Instead, though, we’re seeing many news organizations taking the opposite tack: essentially, branding individual journalists by way of humanizing their facelessness. That approach may work on occasion—Nick Kristof at The New York Times, Roger Ebert at the Chicago Sun-Times, etc.—but by and large that individualized branding serves only to legitimize author fixations among audiences. It may help the bottom line in the short term; it may not serve journalism, however, in the long. It may serve, finally, only to further legitimize the cult of the author.
Better, I think, for news organizations to win (and deserve) trust by embracing the collective voice. That doesn’t mean the voiceless voice—objectivity’s “view from nowhere,” in Jay Rosen’s borrowed phrase—but rather the voice of many voices. The institutional voice. The discursive voice. Take Wikipedia, for example, which is authoritative particularly because it is authorless—or because, more precisely, its author function is so intersubjective, as Habermas might say, as to be effectively neutralized in its subjectivity. Indeed, “to understand something like a Wikipedia article,” Clay Shirky writes, “you can’t look for a representative contributor, because none exists. Instead, you have to change your focus, to concentrate not on the individual users but on the behavior of the collective.”
The same may be said of news organizations. Wikipedia, after all, is at its core simply a fully transparent version of what happens in newsrooms: the discussions and debates and yes, buts and have you considereds that result, finally, in a singular narrative. The difference has been the finality of print versus the permanent-beta of the Web post—and the author-suggestion of the byline versus the authorlessness-suggestion of the lack thereof. Wikipedia is so trusted as a source, indeed, that it may actually enjoy more trust than it deserves (cf. the many instances of errored-Wikipedia-entries-accepted-as-fact); the root of that trust, though, is the authority of the collective.
It is that authority that news organizations need to leverage; it is that authority that they need to embrace.
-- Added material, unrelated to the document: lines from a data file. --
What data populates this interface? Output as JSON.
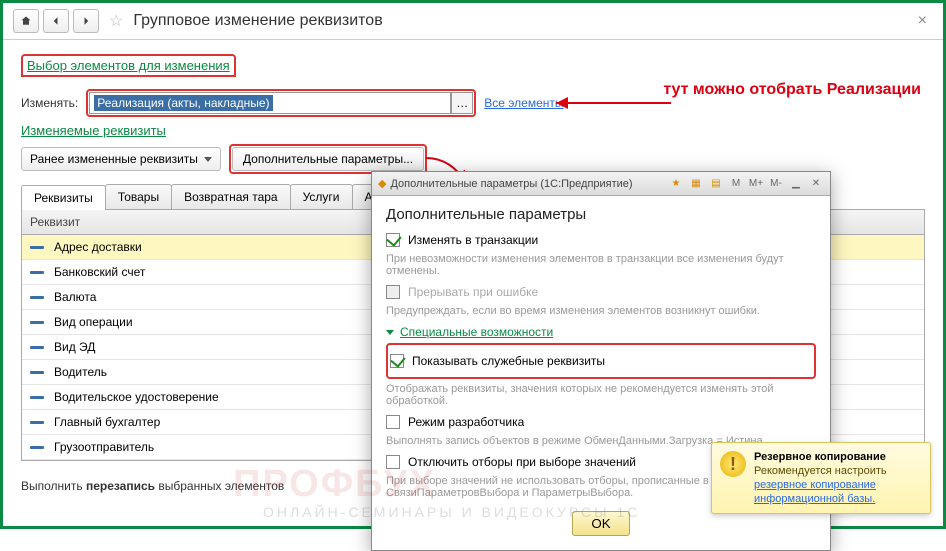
{
  "header": {
    "title": "Групповое изменение реквизитов"
  },
  "section1": {
    "title": "Выбор элементов для изменения",
    "change_label": "Изменять:",
    "selected_value": "Реализация (акты, накладные)",
    "all_elements_link": "Все элементы"
  },
  "annotation": "тут можно отобрать Реализации",
  "section2": {
    "title": "Изменяемые реквизиты",
    "prev_changed_label": "Ранее измененные реквизиты",
    "extra_params_label": "Дополнительные параметры..."
  },
  "tabs": [
    "Реквизиты",
    "Товары",
    "Возвратная тара",
    "Услуги",
    "Агентские"
  ],
  "active_tab": 0,
  "grid": {
    "header": "Реквизит",
    "rows": [
      "Адрес доставки",
      "Банковский счет",
      "Валюта",
      "Вид операции",
      "Вид ЭД",
      "Водитель",
      "Водительское удостоверение",
      "Главный бухгалтер",
      "Грузоотправитель"
    ],
    "selected_index": 0
  },
  "bottom": {
    "prefix": "Выполнить ",
    "bold": "перезапись",
    "suffix": " выбранных элементов"
  },
  "dialog": {
    "title": "Дополнительные параметры  (1С:Предприятие)",
    "heading": "Дополнительные параметры",
    "transact_label": "Изменять в транзакции",
    "transact_hint": "При невозможности изменения элементов в транзакции все изменения будут отменены.",
    "abort_label": "Прерывать при ошибке",
    "abort_hint": "Предупреждать, если во время изменения элементов возникнут ошибки.",
    "special_label": "Специальные возможности",
    "show_service_label": "Показывать служебные реквизиты",
    "show_service_hint": "Отображать реквизиты, значения которых не рекомендуется изменять этой обработкой.",
    "dev_mode_label": "Режим разработчика",
    "dev_mode_hint": "Выполнять запись объектов в режиме ОбменДанными.Загрузка = Истина.",
    "disable_filters_label": "Отключить отборы при выборе значений",
    "disable_filters_hint": "При выборе значений не использовать отборы, прописанные в свойствах СвязиПараметровВыбора и ПараметрыВыбора.",
    "ok_label": "OK",
    "titlebar_icons": [
      "M",
      "M+",
      "M-"
    ]
  },
  "toast": {
    "title": "Резервное копирование",
    "text": "Рекомендуется настроить",
    "link1": "резервное копирование",
    "link2": "информационной базы."
  },
  "watermark": {
    "main": "ПРОФБУХ",
    "sub": "ОНЛАЙН-СЕМИНАРЫ И ВИДЕОКУРСЫ 1С"
  }
}
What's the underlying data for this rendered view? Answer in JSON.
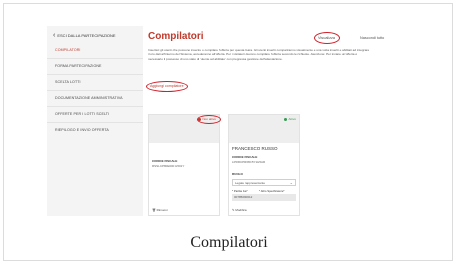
{
  "sidebar": {
    "back_label": "ESCI DALLA PARTECIPAZIONE",
    "items": [
      {
        "label": "COMPILATORI",
        "active": true
      },
      {
        "label": "FORMA PARTECIPAZIONE",
        "active": false
      },
      {
        "label": "SCELTA LOTTI",
        "active": false
      },
      {
        "label": "DOCUMENTAZIONE AMMINISTRATIVA",
        "active": false
      },
      {
        "label": "OFFERTE PER I LOTTI SCELTI",
        "active": false
      },
      {
        "label": "RIEPILOGO E INVIO OFFERTA",
        "active": false
      }
    ]
  },
  "main": {
    "title": "Compilatori",
    "nav_visualizza": "Visualizza",
    "nav_nascondi": "Nascondi tutto",
    "description": "Inserisci gli utenti che possono inserire o compilare l'offerta per questa Gara. Gli utenti inseriti compariranno visualmente e una volta inseriti e abilitati ad integrare i loro dati all'interno del Sistema, accederanno all'offerta. Per i visitatori devono compilare l'offerta secondo le richieste. Atenzione: Per inviare un'offerta è necessario il possesso di uno stato di 'utente ad abilitato' con pregressa gestione dell'attestazione.",
    "add_button": "Aggiungi compilatore"
  },
  "cards": [
    {
      "badge": "Non attivo",
      "badge_color": "#c0392b",
      "name": "",
      "codice_label": "CODICE FISCALE",
      "codice_value": "RSSLCP80E000 H501Y",
      "action": "Rimuovi"
    },
    {
      "badge": "Attivo",
      "badge_color": "#2e9e4f",
      "name": "FRANCESCO RUSSO",
      "codice_label": "CODICE FISCALE",
      "codice_value": "LPRRCPR68C5Y1H5AR",
      "ruolo_label": "RUOLO",
      "ruolo_value": "Legale rappresentante",
      "partita_label": "* Partita Iva*",
      "altro_label": "* Altro Specificatore*",
      "partita_value": "00785090012",
      "action": "Modifica"
    }
  ],
  "caption": "Compilatori"
}
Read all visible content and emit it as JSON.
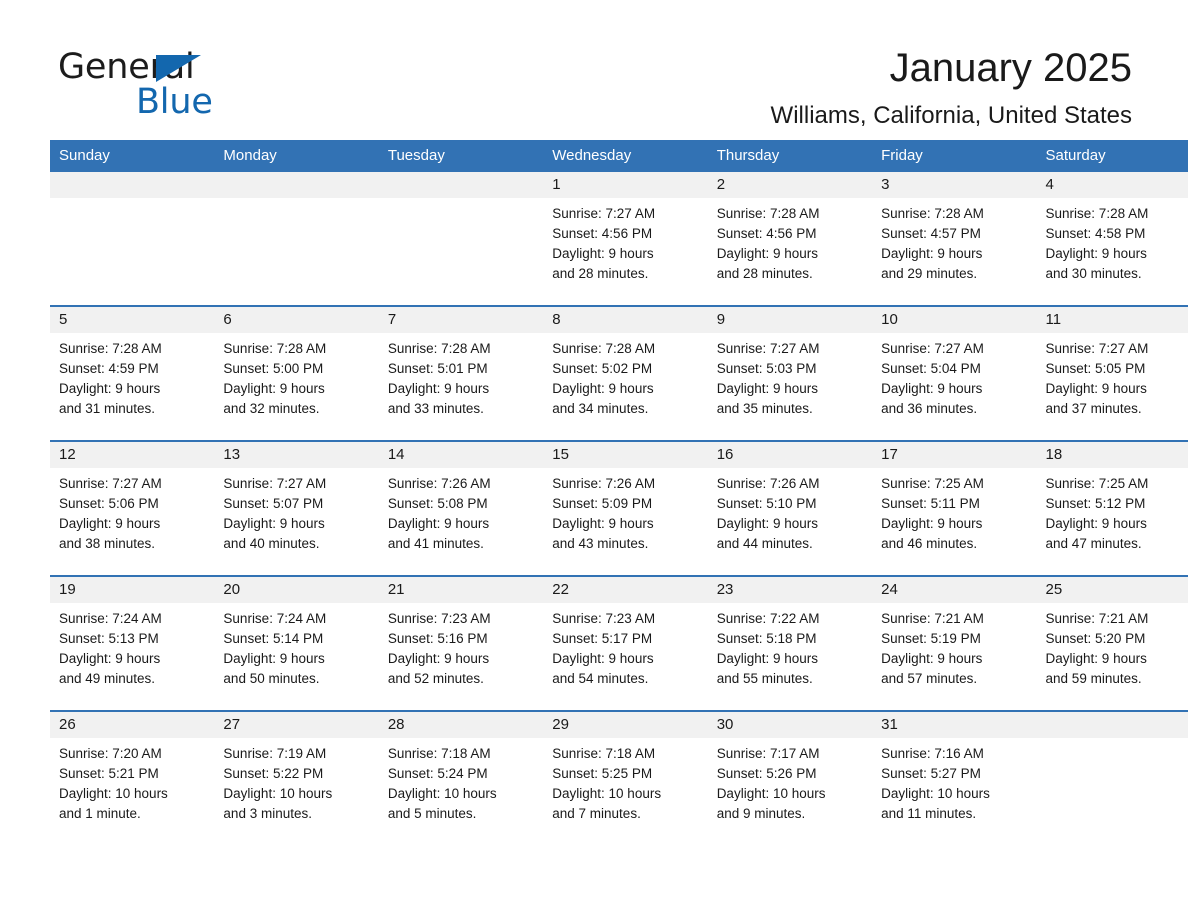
{
  "brand": {
    "name_part1": "General",
    "name_part2": "Blue",
    "triangle_color": "#1367ae"
  },
  "header": {
    "title": "January 2025",
    "subtitle": "Williams, California, United States"
  },
  "theme": {
    "header_blue": "#3272b4",
    "divider_blue": "#3272b4",
    "daynum_band": "#f1f1f1",
    "text": "#1a1a1a"
  },
  "weekdays": [
    "Sunday",
    "Monday",
    "Tuesday",
    "Wednesday",
    "Thursday",
    "Friday",
    "Saturday"
  ],
  "weeks": [
    [
      {
        "day": "",
        "sunrise": "",
        "sunset": "",
        "daylight1": "",
        "daylight2": ""
      },
      {
        "day": "",
        "sunrise": "",
        "sunset": "",
        "daylight1": "",
        "daylight2": ""
      },
      {
        "day": "",
        "sunrise": "",
        "sunset": "",
        "daylight1": "",
        "daylight2": ""
      },
      {
        "day": "1",
        "sunrise": "Sunrise: 7:27 AM",
        "sunset": "Sunset: 4:56 PM",
        "daylight1": "Daylight: 9 hours",
        "daylight2": "and 28 minutes."
      },
      {
        "day": "2",
        "sunrise": "Sunrise: 7:28 AM",
        "sunset": "Sunset: 4:56 PM",
        "daylight1": "Daylight: 9 hours",
        "daylight2": "and 28 minutes."
      },
      {
        "day": "3",
        "sunrise": "Sunrise: 7:28 AM",
        "sunset": "Sunset: 4:57 PM",
        "daylight1": "Daylight: 9 hours",
        "daylight2": "and 29 minutes."
      },
      {
        "day": "4",
        "sunrise": "Sunrise: 7:28 AM",
        "sunset": "Sunset: 4:58 PM",
        "daylight1": "Daylight: 9 hours",
        "daylight2": "and 30 minutes."
      }
    ],
    [
      {
        "day": "5",
        "sunrise": "Sunrise: 7:28 AM",
        "sunset": "Sunset: 4:59 PM",
        "daylight1": "Daylight: 9 hours",
        "daylight2": "and 31 minutes."
      },
      {
        "day": "6",
        "sunrise": "Sunrise: 7:28 AM",
        "sunset": "Sunset: 5:00 PM",
        "daylight1": "Daylight: 9 hours",
        "daylight2": "and 32 minutes."
      },
      {
        "day": "7",
        "sunrise": "Sunrise: 7:28 AM",
        "sunset": "Sunset: 5:01 PM",
        "daylight1": "Daylight: 9 hours",
        "daylight2": "and 33 minutes."
      },
      {
        "day": "8",
        "sunrise": "Sunrise: 7:28 AM",
        "sunset": "Sunset: 5:02 PM",
        "daylight1": "Daylight: 9 hours",
        "daylight2": "and 34 minutes."
      },
      {
        "day": "9",
        "sunrise": "Sunrise: 7:27 AM",
        "sunset": "Sunset: 5:03 PM",
        "daylight1": "Daylight: 9 hours",
        "daylight2": "and 35 minutes."
      },
      {
        "day": "10",
        "sunrise": "Sunrise: 7:27 AM",
        "sunset": "Sunset: 5:04 PM",
        "daylight1": "Daylight: 9 hours",
        "daylight2": "and 36 minutes."
      },
      {
        "day": "11",
        "sunrise": "Sunrise: 7:27 AM",
        "sunset": "Sunset: 5:05 PM",
        "daylight1": "Daylight: 9 hours",
        "daylight2": "and 37 minutes."
      }
    ],
    [
      {
        "day": "12",
        "sunrise": "Sunrise: 7:27 AM",
        "sunset": "Sunset: 5:06 PM",
        "daylight1": "Daylight: 9 hours",
        "daylight2": "and 38 minutes."
      },
      {
        "day": "13",
        "sunrise": "Sunrise: 7:27 AM",
        "sunset": "Sunset: 5:07 PM",
        "daylight1": "Daylight: 9 hours",
        "daylight2": "and 40 minutes."
      },
      {
        "day": "14",
        "sunrise": "Sunrise: 7:26 AM",
        "sunset": "Sunset: 5:08 PM",
        "daylight1": "Daylight: 9 hours",
        "daylight2": "and 41 minutes."
      },
      {
        "day": "15",
        "sunrise": "Sunrise: 7:26 AM",
        "sunset": "Sunset: 5:09 PM",
        "daylight1": "Daylight: 9 hours",
        "daylight2": "and 43 minutes."
      },
      {
        "day": "16",
        "sunrise": "Sunrise: 7:26 AM",
        "sunset": "Sunset: 5:10 PM",
        "daylight1": "Daylight: 9 hours",
        "daylight2": "and 44 minutes."
      },
      {
        "day": "17",
        "sunrise": "Sunrise: 7:25 AM",
        "sunset": "Sunset: 5:11 PM",
        "daylight1": "Daylight: 9 hours",
        "daylight2": "and 46 minutes."
      },
      {
        "day": "18",
        "sunrise": "Sunrise: 7:25 AM",
        "sunset": "Sunset: 5:12 PM",
        "daylight1": "Daylight: 9 hours",
        "daylight2": "and 47 minutes."
      }
    ],
    [
      {
        "day": "19",
        "sunrise": "Sunrise: 7:24 AM",
        "sunset": "Sunset: 5:13 PM",
        "daylight1": "Daylight: 9 hours",
        "daylight2": "and 49 minutes."
      },
      {
        "day": "20",
        "sunrise": "Sunrise: 7:24 AM",
        "sunset": "Sunset: 5:14 PM",
        "daylight1": "Daylight: 9 hours",
        "daylight2": "and 50 minutes."
      },
      {
        "day": "21",
        "sunrise": "Sunrise: 7:23 AM",
        "sunset": "Sunset: 5:16 PM",
        "daylight1": "Daylight: 9 hours",
        "daylight2": "and 52 minutes."
      },
      {
        "day": "22",
        "sunrise": "Sunrise: 7:23 AM",
        "sunset": "Sunset: 5:17 PM",
        "daylight1": "Daylight: 9 hours",
        "daylight2": "and 54 minutes."
      },
      {
        "day": "23",
        "sunrise": "Sunrise: 7:22 AM",
        "sunset": "Sunset: 5:18 PM",
        "daylight1": "Daylight: 9 hours",
        "daylight2": "and 55 minutes."
      },
      {
        "day": "24",
        "sunrise": "Sunrise: 7:21 AM",
        "sunset": "Sunset: 5:19 PM",
        "daylight1": "Daylight: 9 hours",
        "daylight2": "and 57 minutes."
      },
      {
        "day": "25",
        "sunrise": "Sunrise: 7:21 AM",
        "sunset": "Sunset: 5:20 PM",
        "daylight1": "Daylight: 9 hours",
        "daylight2": "and 59 minutes."
      }
    ],
    [
      {
        "day": "26",
        "sunrise": "Sunrise: 7:20 AM",
        "sunset": "Sunset: 5:21 PM",
        "daylight1": "Daylight: 10 hours",
        "daylight2": "and 1 minute."
      },
      {
        "day": "27",
        "sunrise": "Sunrise: 7:19 AM",
        "sunset": "Sunset: 5:22 PM",
        "daylight1": "Daylight: 10 hours",
        "daylight2": "and 3 minutes."
      },
      {
        "day": "28",
        "sunrise": "Sunrise: 7:18 AM",
        "sunset": "Sunset: 5:24 PM",
        "daylight1": "Daylight: 10 hours",
        "daylight2": "and 5 minutes."
      },
      {
        "day": "29",
        "sunrise": "Sunrise: 7:18 AM",
        "sunset": "Sunset: 5:25 PM",
        "daylight1": "Daylight: 10 hours",
        "daylight2": "and 7 minutes."
      },
      {
        "day": "30",
        "sunrise": "Sunrise: 7:17 AM",
        "sunset": "Sunset: 5:26 PM",
        "daylight1": "Daylight: 10 hours",
        "daylight2": "and 9 minutes."
      },
      {
        "day": "31",
        "sunrise": "Sunrise: 7:16 AM",
        "sunset": "Sunset: 5:27 PM",
        "daylight1": "Daylight: 10 hours",
        "daylight2": "and 11 minutes."
      },
      {
        "day": "",
        "sunrise": "",
        "sunset": "",
        "daylight1": "",
        "daylight2": ""
      }
    ]
  ]
}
Transparency may be the new objectivity; but we need to shift our definition of ‘transparency’: from ‘the revelation of potential biases,’ and toward ‘the revelation of the journalistic process.’ Transparency needs to be about fostering conversation rather than ending it, and about respecting the audience enough to take them into the process of news. To re-imagine news less as a commodity and more as a community.
As journalism accumulates more and more voices, though—and as the din of those voices becomes louder and more cacophonous—we increasingly need narrative agents that rise above simple subjectivity as much as they do simple objectivity, agents that transcend the authorship of the individual: agents to sort fact from fiction, the quality information from the dreck, the news that forms the basis of democratic action from the news that forms the basis of the everything-else. We need, in other words, the collective authority of the institution. If news organizations can reclaim institutionalism, they’ll be taking a small but significant step toward reclaiming their narrative authority. And our trust along with it.
For a list of suggestions for further reading, click here. For Justin Peters’s companion piece on authority and credibility in online communications, click here. For an overview of the Press Forward series and links to older content, click here.Megan Garber is an assistant editor at the Nieman Journalism Lab at Harvard University. She was formerly a CJR staff writer.